If a line in the listing below includes the word "name", pick it out.

******

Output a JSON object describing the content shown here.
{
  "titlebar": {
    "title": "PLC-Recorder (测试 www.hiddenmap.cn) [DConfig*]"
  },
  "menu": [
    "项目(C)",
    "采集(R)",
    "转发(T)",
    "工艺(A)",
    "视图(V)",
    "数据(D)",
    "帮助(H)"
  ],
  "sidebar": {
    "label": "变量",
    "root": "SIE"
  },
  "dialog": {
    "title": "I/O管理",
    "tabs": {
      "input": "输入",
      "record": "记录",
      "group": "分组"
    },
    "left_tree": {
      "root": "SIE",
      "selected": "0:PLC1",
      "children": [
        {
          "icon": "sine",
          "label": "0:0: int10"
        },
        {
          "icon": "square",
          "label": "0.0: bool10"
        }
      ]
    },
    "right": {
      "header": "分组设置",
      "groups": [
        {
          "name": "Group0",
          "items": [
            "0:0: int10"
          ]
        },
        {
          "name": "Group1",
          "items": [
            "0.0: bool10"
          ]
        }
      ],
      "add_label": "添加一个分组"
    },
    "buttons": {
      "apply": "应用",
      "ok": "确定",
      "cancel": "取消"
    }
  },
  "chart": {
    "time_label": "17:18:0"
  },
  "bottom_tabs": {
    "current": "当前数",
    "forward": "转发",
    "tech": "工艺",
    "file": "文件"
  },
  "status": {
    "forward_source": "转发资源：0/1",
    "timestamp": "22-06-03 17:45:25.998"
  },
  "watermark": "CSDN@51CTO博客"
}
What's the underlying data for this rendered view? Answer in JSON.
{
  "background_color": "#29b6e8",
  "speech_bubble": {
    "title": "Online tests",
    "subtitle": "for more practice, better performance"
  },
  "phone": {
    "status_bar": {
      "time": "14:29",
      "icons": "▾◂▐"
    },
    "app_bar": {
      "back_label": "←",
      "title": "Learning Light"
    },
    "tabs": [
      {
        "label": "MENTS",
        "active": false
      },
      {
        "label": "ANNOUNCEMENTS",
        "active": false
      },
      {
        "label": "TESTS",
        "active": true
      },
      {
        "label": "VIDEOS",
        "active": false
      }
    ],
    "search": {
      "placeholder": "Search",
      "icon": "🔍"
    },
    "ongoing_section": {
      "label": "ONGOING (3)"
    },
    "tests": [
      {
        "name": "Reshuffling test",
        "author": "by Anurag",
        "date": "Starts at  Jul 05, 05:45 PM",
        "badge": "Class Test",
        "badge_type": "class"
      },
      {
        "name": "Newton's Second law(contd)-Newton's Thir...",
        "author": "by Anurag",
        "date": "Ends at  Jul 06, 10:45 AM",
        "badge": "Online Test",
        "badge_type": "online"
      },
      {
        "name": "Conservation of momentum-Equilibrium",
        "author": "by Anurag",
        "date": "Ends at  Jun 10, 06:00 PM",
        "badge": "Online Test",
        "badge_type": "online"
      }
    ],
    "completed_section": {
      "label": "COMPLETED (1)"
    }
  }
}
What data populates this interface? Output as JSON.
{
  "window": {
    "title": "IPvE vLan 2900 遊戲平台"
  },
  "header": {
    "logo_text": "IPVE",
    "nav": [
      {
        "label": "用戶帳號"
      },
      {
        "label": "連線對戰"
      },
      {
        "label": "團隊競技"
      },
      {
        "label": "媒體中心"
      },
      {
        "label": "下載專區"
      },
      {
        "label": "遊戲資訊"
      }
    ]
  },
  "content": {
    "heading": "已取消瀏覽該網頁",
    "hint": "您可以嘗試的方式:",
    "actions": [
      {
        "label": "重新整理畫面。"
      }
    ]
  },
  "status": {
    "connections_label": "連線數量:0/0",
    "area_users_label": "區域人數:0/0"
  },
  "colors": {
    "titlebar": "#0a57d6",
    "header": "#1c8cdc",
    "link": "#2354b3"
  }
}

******

Exercise response:
          "name": "Group0",
          "name": "Group1",
        "name": "Reshuffling test",
        "name": "Newton's Second law(contd)-Newton's Thir...",
        "name": "Conservation of momentum-Equilibrium",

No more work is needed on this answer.